[[ Records to process, beginning ]]

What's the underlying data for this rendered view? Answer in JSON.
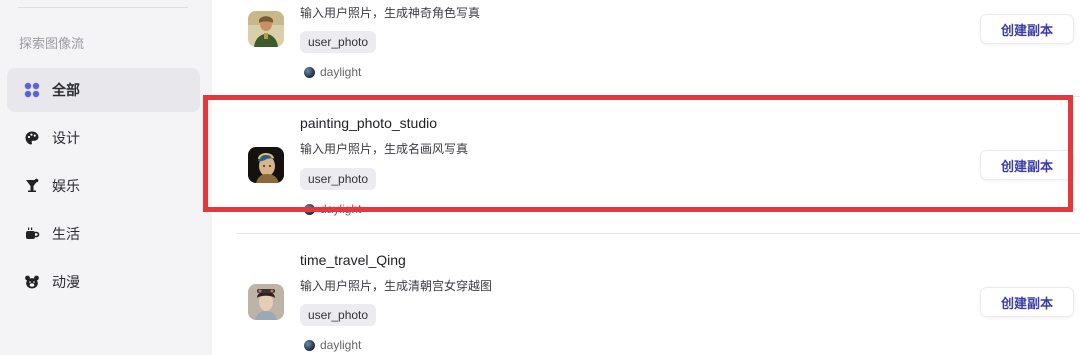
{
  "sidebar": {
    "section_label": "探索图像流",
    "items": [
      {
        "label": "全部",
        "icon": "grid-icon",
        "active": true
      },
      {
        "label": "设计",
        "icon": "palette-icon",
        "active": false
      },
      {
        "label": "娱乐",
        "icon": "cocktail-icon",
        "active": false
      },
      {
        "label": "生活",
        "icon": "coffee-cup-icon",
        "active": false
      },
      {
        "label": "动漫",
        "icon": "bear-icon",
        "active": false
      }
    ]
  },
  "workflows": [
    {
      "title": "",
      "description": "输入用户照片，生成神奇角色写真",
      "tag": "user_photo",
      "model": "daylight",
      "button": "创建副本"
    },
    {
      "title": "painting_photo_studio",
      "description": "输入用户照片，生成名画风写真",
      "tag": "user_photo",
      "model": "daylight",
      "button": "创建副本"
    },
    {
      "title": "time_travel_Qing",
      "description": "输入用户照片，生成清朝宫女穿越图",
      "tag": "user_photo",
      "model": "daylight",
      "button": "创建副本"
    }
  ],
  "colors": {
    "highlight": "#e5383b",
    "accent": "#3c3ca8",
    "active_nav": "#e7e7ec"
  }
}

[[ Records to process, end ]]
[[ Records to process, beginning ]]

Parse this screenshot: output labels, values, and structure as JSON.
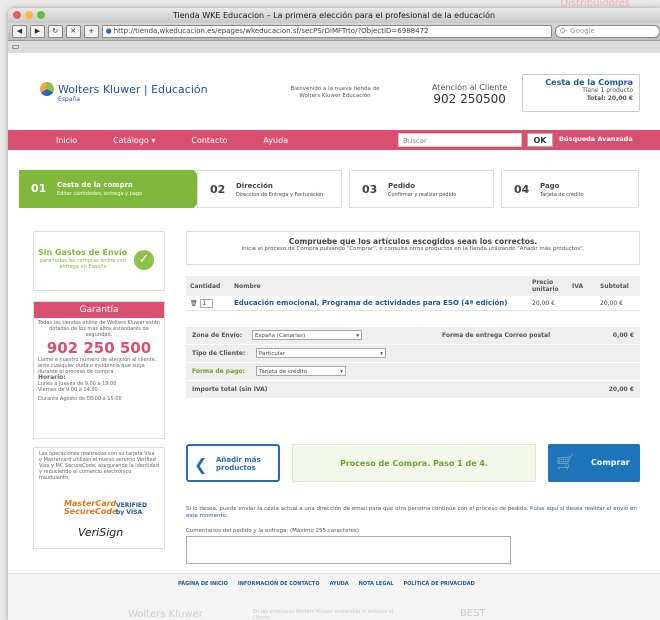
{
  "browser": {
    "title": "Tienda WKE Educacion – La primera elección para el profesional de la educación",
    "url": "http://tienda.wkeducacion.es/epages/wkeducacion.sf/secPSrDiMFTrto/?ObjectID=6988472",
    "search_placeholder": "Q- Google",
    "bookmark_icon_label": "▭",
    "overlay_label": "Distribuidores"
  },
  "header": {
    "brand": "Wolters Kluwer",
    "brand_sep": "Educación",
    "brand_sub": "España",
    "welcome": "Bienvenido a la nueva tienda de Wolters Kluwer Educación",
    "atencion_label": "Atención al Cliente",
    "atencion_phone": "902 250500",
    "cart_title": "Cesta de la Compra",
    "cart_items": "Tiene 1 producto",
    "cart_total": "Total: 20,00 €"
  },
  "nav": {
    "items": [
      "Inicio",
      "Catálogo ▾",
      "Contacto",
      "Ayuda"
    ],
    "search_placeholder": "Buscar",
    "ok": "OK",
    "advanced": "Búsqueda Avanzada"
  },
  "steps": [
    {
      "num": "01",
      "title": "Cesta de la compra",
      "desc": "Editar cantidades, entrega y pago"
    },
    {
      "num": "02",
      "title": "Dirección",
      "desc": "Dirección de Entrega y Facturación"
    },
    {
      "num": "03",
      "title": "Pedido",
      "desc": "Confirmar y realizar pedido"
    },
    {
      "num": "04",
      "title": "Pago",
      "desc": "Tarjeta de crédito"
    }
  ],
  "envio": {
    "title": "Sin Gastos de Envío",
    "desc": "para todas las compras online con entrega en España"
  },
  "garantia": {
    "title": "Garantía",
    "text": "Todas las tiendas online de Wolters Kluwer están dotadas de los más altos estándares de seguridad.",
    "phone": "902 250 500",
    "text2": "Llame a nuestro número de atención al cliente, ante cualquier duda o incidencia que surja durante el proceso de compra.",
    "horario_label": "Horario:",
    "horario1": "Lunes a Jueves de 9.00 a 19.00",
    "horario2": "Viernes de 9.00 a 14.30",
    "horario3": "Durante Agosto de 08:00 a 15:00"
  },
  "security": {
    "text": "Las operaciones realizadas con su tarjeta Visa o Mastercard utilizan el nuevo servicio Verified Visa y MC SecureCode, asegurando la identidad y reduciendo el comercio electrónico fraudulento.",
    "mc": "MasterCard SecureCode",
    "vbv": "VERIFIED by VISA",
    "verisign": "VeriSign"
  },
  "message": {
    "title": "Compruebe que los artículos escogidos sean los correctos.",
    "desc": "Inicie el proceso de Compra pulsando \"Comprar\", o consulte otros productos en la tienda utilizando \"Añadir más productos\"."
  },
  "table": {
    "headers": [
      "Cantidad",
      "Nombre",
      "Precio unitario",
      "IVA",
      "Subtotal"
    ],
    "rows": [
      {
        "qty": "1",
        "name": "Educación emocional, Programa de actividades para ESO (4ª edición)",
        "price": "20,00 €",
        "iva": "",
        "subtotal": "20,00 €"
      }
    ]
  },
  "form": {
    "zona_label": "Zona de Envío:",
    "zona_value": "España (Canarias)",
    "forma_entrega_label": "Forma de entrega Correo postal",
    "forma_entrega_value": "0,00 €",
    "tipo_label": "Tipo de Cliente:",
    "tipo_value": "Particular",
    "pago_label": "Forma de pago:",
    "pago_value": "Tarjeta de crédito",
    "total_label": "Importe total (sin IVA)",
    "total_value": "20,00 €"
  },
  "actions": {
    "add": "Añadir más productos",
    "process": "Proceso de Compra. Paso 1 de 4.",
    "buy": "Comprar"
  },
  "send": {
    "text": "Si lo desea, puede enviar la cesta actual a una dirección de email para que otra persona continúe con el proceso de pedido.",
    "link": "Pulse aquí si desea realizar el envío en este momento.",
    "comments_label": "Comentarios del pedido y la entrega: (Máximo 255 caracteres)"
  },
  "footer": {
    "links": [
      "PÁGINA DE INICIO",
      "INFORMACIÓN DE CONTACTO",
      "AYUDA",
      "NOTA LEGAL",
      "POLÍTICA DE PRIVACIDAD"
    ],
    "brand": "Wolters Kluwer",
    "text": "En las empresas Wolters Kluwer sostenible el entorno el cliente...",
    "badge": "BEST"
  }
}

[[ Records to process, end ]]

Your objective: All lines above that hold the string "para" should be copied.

Finished exercise:
    "title": "Tienda WKE Educacion – La primera elección para el profesional de la educación",
    "desc": "para todas las compras online con entrega en España"
        "name": "Educación emocional, Programa de actividades para ESO (4ª edición)",
    "text": "Si lo desea, puede enviar la cesta actual a una dirección de email para que otra persona continúe con el proceso de pedido.",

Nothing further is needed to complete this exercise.